The unusal suite of case furniture, comprising this lot, a pair of bedside tables and a pair of console tables, relate to a design by Domenico Moglia for a similar commode (E. Colle, Il Mobile Impero in Italia, Milan, 1988, p. 276). The drawing incorporates the same infrequent use of a fall-front and reflects a very closely related use of herm figures above paw feet topped by an embellished top drawer.
Domenico Moglia was one of the most prolific furniture designers in Lombardy during the reign of Eugène de Beauharnais (1805 - 1818) and the reign of the Archduke Ranieri (1818 - 1848). Moglia, who taught at the Accademia di Brera from 1812 annually supplied designs for furniture until 1852. Works executed after his designs survive in the Palazzo Reale in Milan and the Palazzo Borromeo in Stresa, Isola Bella (Colle, ibid., pp. 263 and 292, respectively).
JAMES A. BURDEN
James A. Burden, steel magnate, and his wife Florence Adèle Sloane, a great-granddaughter of Commoder Cornelius Vanderbuilt, built their Italian Renaissance-style New York residence at 7 East 91st Street in 1902 to the plans of Whitney Warren.
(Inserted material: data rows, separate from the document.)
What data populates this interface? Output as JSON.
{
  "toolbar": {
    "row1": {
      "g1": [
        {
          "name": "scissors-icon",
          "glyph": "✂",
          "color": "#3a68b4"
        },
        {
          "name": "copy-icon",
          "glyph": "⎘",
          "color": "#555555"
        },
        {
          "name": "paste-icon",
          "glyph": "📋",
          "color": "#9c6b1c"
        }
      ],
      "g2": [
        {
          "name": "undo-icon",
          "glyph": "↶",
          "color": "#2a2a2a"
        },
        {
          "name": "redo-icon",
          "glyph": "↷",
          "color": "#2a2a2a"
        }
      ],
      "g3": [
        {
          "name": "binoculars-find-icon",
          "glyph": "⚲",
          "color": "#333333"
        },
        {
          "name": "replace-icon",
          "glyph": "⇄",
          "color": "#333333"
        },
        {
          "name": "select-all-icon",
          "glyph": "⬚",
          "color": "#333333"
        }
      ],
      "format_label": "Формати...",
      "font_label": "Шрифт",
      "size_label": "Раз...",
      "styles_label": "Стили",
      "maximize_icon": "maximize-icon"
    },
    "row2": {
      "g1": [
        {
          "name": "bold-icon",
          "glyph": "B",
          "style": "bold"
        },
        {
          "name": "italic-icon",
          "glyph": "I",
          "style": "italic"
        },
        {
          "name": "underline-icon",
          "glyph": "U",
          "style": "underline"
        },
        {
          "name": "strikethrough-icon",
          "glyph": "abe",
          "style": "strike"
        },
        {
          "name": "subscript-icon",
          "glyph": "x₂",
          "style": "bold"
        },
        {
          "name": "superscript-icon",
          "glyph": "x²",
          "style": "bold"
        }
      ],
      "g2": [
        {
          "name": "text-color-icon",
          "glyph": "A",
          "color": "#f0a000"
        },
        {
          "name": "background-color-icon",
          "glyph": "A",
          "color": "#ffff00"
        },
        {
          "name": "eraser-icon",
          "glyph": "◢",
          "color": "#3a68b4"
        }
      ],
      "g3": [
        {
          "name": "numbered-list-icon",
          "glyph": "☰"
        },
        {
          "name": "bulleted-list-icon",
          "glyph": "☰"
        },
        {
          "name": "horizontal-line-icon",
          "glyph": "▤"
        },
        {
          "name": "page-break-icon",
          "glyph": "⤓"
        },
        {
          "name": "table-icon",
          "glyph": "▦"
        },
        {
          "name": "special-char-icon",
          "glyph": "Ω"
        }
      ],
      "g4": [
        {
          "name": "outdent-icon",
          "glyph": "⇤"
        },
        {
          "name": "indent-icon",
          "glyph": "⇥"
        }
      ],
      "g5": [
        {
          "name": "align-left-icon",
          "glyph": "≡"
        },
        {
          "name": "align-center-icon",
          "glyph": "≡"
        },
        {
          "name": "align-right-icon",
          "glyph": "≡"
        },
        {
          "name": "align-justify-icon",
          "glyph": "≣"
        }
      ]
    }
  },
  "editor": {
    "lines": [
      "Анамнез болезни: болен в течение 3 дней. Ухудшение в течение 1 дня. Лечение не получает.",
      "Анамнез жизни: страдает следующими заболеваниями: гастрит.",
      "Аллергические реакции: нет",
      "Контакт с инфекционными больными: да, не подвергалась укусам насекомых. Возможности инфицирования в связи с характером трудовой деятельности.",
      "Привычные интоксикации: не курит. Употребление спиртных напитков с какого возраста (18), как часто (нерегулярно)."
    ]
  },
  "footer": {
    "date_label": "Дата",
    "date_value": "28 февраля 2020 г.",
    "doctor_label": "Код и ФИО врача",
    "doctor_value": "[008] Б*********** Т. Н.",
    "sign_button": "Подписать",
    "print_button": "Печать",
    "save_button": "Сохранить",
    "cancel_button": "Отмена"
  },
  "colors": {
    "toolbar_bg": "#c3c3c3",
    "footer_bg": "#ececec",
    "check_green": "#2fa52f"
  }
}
They also built a 140 acre estate in Syosset in Long Island (today the Woodcrest Golf Club) to the plans of Willam Adams Delano, where in 1924, the Prince of Wales resided during his visit to New York and where Mrs. Burden frequently entertained Eleanore and Franklin Roosevelt. Sales at their mansion and with objects from their collections took place in 1938 and in 1980 - 82, but did not include these lots.